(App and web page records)
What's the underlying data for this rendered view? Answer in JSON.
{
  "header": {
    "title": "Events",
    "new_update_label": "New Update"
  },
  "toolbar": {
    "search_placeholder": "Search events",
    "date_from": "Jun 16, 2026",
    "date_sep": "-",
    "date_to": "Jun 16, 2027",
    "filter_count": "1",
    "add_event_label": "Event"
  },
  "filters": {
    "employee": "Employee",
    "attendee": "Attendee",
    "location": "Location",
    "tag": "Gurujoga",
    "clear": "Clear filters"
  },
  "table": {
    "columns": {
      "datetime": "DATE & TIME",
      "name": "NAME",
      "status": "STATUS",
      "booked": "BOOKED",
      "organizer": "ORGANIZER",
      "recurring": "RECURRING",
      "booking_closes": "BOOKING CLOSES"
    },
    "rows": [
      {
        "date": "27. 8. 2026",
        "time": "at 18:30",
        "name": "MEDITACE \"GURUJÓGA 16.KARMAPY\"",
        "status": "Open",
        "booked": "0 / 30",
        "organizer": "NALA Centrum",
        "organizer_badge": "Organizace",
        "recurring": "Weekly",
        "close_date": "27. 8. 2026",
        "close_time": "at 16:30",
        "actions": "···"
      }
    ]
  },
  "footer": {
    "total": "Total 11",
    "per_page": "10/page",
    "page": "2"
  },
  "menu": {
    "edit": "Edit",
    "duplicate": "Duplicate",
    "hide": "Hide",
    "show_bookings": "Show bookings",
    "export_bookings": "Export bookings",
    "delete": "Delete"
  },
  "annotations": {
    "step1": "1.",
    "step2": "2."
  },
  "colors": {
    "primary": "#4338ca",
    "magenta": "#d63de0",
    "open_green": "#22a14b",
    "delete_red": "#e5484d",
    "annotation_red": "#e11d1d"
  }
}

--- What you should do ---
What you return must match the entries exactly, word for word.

--- Answer box ---
What's the underlying data for this rendered view? Answer in JSON.
{
  "header": {
    "title": "Events",
    "new_update_label": "New Update"
  },
  "toolbar": {
    "search_placeholder": "Search events",
    "date_from": "Jun 16, 2026",
    "date_sep": "-",
    "date_to": "Jun 16, 2027",
    "filter_count": "1",
    "add_event_label": "Event"
  },
  "filters": {
    "employee": "Employee",
    "attendee": "Attendee",
    "location": "Location",
    "tag": "Gurujoga",
    "clear": "Clear filters"
  },
  "table": {
    "columns": {
      "datetime": "DATE & TIME",
      "name": "NAME",
      "status": "STATUS",
      "booked": "BOOKED",
      "organizer": "ORGANIZER",
      "recurring": "RECURRING",
      "booking_closes": "BOOKING CLOSES"
    },
    "rows": [
      {
        "date": "27. 8. 2026",
        "time": "at 18:30",
        "name": "MEDITACE \"GURUJÓGA 16.KARMAPY\"",
        "status": "Open",
        "booked": "0 / 30",
        "organizer": "NALA Centrum",
        "organizer_badge": "Organizace",
        "recurring": "Weekly",
        "close_date": "27. 8. 2026",
        "close_time": "at 16:30",
        "actions": "···"
      }
    ]
  },
  "footer": {
    "total": "Total 11",
    "per_page": "10/page",
    "page": "2"
  },
  "menu": {
    "edit": "Edit",
    "duplicate": "Duplicate",
    "hide": "Hide",
    "show_bookings": "Show bookings",
    "export_bookings": "Export bookings",
    "delete": "Delete"
  },
  "annotations": {
    "step1": "1.",
    "step2": "2."
  },
  "colors": {
    "primary": "#4338ca",
    "magenta": "#d63de0",
    "open_green": "#22a14b",
    "delete_red": "#e5484d",
    "annotation_red": "#e11d1d"
  }
}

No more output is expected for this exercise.